|DC2 Net1 Public Preferred DNS||127.0.0.1||10.0.0.40|
|DC2 Net2 Private IP||172.17.0.40||172.17.0.3|
|DC2 Net2 Private Subnet||255.248.0.0||255.248.0.0|
|DC2 Net2 Private Gateway||None||172.17.0.40|
|DC2 Net2 Private Preferred DNS||127.0.0.1||10.0.0.40|
|DC1 Net3 AG IP||10.0.1.40||10.0.1.1||10.0.1.2|
|DC1 Net3 AG Subnet||255.255.255.0||255.255.255.0||255.255.255.0|
|DC1 Net3 AG Gateway||None||10.0.1.40||10.0.1.40|
|DC1 Net3 AG Preferred DNS||127.0.0.1||10.0.0.40||10.0.0.40|
|DC2 Net3 AG IP||172.18.0.40||172.18.0.3|
|DC2 Net3 AG Subnet||255.252.0.0||255.252.0.0|
|DC2 Net3 AG Gateway||None||172.18.0.40|
|DC2 Net3 AG Preferred DNS||127.0.0.1||10.0.0.40|
|NAT to Host IP||DHCP|
|NAT to Host Subnet||DHCP|
|NAT to Host Gateway||DHCP|
|NAT to Host Preferred DNS||127.0.0.1|
Here are the addresses you will use for the Cluster, Availability Group Listener, and Failover Cluster Instance in subsequent articles.
Data Center 1 IP
Data Center 2 IP
Build a SQL Cluster Lab Video
You now have all of your prerequisites resolved and can begin the build of your lab.

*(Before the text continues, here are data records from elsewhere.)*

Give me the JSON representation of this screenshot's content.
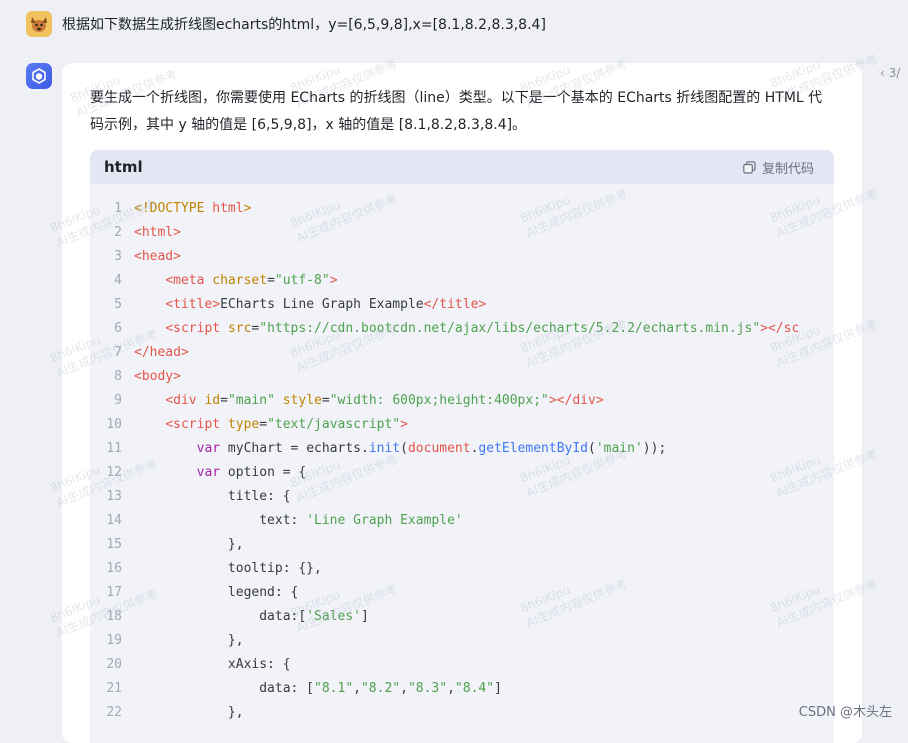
{
  "user_message": {
    "text": "根据如下数据生成折线图echarts的html，y=[6,5,9,8],x=[8.1,8.2,8.3,8.4]"
  },
  "pager": {
    "text": "‹ 3/"
  },
  "ai_reply": {
    "intro": "要生成一个折线图，你需要使用 ECharts 的折线图（line）类型。以下是一个基本的 ECharts 折线图配置的 HTML 代码示例，其中 y 轴的值是 [6,5,9,8]，x 轴的值是 [8.1,8.2,8.3,8.4]。",
    "code_block": {
      "language": "html",
      "copy_label": "复制代码",
      "lines": [
        {
          "n": "1",
          "tokens": [
            {
              "t": "<!DOCTYPE ",
              "c": "t-attr"
            },
            {
              "t": "html",
              "c": "t-tag"
            },
            {
              "t": ">",
              "c": "t-attr"
            }
          ]
        },
        {
          "n": "2",
          "tokens": [
            {
              "t": "<html>",
              "c": "t-tag"
            }
          ]
        },
        {
          "n": "3",
          "tokens": [
            {
              "t": "<head>",
              "c": "t-tag"
            }
          ]
        },
        {
          "n": "4",
          "tokens": [
            {
              "t": "    ",
              "c": "t-plain"
            },
            {
              "t": "<meta ",
              "c": "t-tag"
            },
            {
              "t": "charset",
              "c": "t-attr"
            },
            {
              "t": "=",
              "c": "t-plain"
            },
            {
              "t": "\"utf-8\"",
              "c": "t-str"
            },
            {
              "t": ">",
              "c": "t-tag"
            }
          ]
        },
        {
          "n": "5",
          "tokens": [
            {
              "t": "    ",
              "c": "t-plain"
            },
            {
              "t": "<title>",
              "c": "t-tag"
            },
            {
              "t": "ECharts Line Graph Example",
              "c": "t-plain"
            },
            {
              "t": "</title>",
              "c": "t-tag"
            }
          ]
        },
        {
          "n": "6",
          "tokens": [
            {
              "t": "    ",
              "c": "t-plain"
            },
            {
              "t": "<script ",
              "c": "t-tag"
            },
            {
              "t": "src",
              "c": "t-attr"
            },
            {
              "t": "=",
              "c": "t-plain"
            },
            {
              "t": "\"https://cdn.bootcdn.net/ajax/libs/echarts/5.2.2/echarts.min.js\"",
              "c": "t-str"
            },
            {
              "t": "></sc",
              "c": "t-tag"
            }
          ]
        },
        {
          "n": "7",
          "tokens": [
            {
              "t": "</head>",
              "c": "t-tag"
            }
          ]
        },
        {
          "n": "8",
          "tokens": [
            {
              "t": "<body>",
              "c": "t-tag"
            }
          ]
        },
        {
          "n": "9",
          "tokens": [
            {
              "t": "    ",
              "c": "t-plain"
            },
            {
              "t": "<div ",
              "c": "t-tag"
            },
            {
              "t": "id",
              "c": "t-attr"
            },
            {
              "t": "=",
              "c": "t-plain"
            },
            {
              "t": "\"main\"",
              "c": "t-str"
            },
            {
              "t": " style",
              "c": "t-attr"
            },
            {
              "t": "=",
              "c": "t-plain"
            },
            {
              "t": "\"width: 600px;height:400px;\"",
              "c": "t-str"
            },
            {
              "t": "></div>",
              "c": "t-tag"
            }
          ]
        },
        {
          "n": "10",
          "tokens": [
            {
              "t": "    ",
              "c": "t-plain"
            },
            {
              "t": "<script ",
              "c": "t-tag"
            },
            {
              "t": "type",
              "c": "t-attr"
            },
            {
              "t": "=",
              "c": "t-plain"
            },
            {
              "t": "\"text/javascript\"",
              "c": "t-str"
            },
            {
              "t": ">",
              "c": "t-tag"
            }
          ]
        },
        {
          "n": "11",
          "tokens": [
            {
              "t": "        ",
              "c": "t-plain"
            },
            {
              "t": "var",
              "c": "t-kw"
            },
            {
              "t": " myChart = echarts.",
              "c": "t-plain"
            },
            {
              "t": "init",
              "c": "t-fn"
            },
            {
              "t": "(",
              "c": "t-plain"
            },
            {
              "t": "document",
              "c": "t-tag"
            },
            {
              "t": ".",
              "c": "t-plain"
            },
            {
              "t": "getElementById",
              "c": "t-fn"
            },
            {
              "t": "(",
              "c": "t-plain"
            },
            {
              "t": "'main'",
              "c": "t-str"
            },
            {
              "t": "));",
              "c": "t-plain"
            }
          ]
        },
        {
          "n": "12",
          "tokens": [
            {
              "t": "        ",
              "c": "t-plain"
            },
            {
              "t": "var",
              "c": "t-kw"
            },
            {
              "t": " option = {",
              "c": "t-plain"
            }
          ]
        },
        {
          "n": "13",
          "tokens": [
            {
              "t": "            title: {",
              "c": "t-plain"
            }
          ]
        },
        {
          "n": "14",
          "tokens": [
            {
              "t": "                text: ",
              "c": "t-plain"
            },
            {
              "t": "'Line Graph Example'",
              "c": "t-str"
            }
          ]
        },
        {
          "n": "15",
          "tokens": [
            {
              "t": "            },",
              "c": "t-plain"
            }
          ]
        },
        {
          "n": "16",
          "tokens": [
            {
              "t": "            tooltip: {},",
              "c": "t-plain"
            }
          ]
        },
        {
          "n": "17",
          "tokens": [
            {
              "t": "            legend: {",
              "c": "t-plain"
            }
          ]
        },
        {
          "n": "18",
          "tokens": [
            {
              "t": "                data:[",
              "c": "t-plain"
            },
            {
              "t": "'Sales'",
              "c": "t-str"
            },
            {
              "t": "]",
              "c": "t-plain"
            }
          ]
        },
        {
          "n": "19",
          "tokens": [
            {
              "t": "            },",
              "c": "t-plain"
            }
          ]
        },
        {
          "n": "20",
          "tokens": [
            {
              "t": "            xAxis: {",
              "c": "t-plain"
            }
          ]
        },
        {
          "n": "21",
          "tokens": [
            {
              "t": "                data: [",
              "c": "t-plain"
            },
            {
              "t": "\"8.1\"",
              "c": "t-str"
            },
            {
              "t": ",",
              "c": "t-plain"
            },
            {
              "t": "\"8.2\"",
              "c": "t-str"
            },
            {
              "t": ",",
              "c": "t-plain"
            },
            {
              "t": "\"8.3\"",
              "c": "t-str"
            },
            {
              "t": ",",
              "c": "t-plain"
            },
            {
              "t": "\"8.4\"",
              "c": "t-str"
            },
            {
              "t": "]",
              "c": "t-plain"
            }
          ]
        },
        {
          "n": "22",
          "tokens": [
            {
              "t": "            },",
              "c": "t-plain"
            }
          ]
        }
      ]
    }
  },
  "watermark": {
    "line1": "8h6lKipu",
    "line2": "AI生成内容仅供参考"
  },
  "footer": {
    "credit": "CSDN @木头左"
  }
}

In this video I show you my prerequisites completed and start with the first step of making DC1 a domain controller. Promoting DC1 as a domain controller also means installing and configuring DNS. The last thing I walk you through is installing Routing and Remote Access Services. We use RRAS to handle the routing of our LAN traffic as well as provide a way for each VM to get internet access without adding a 4th NIC to each VM.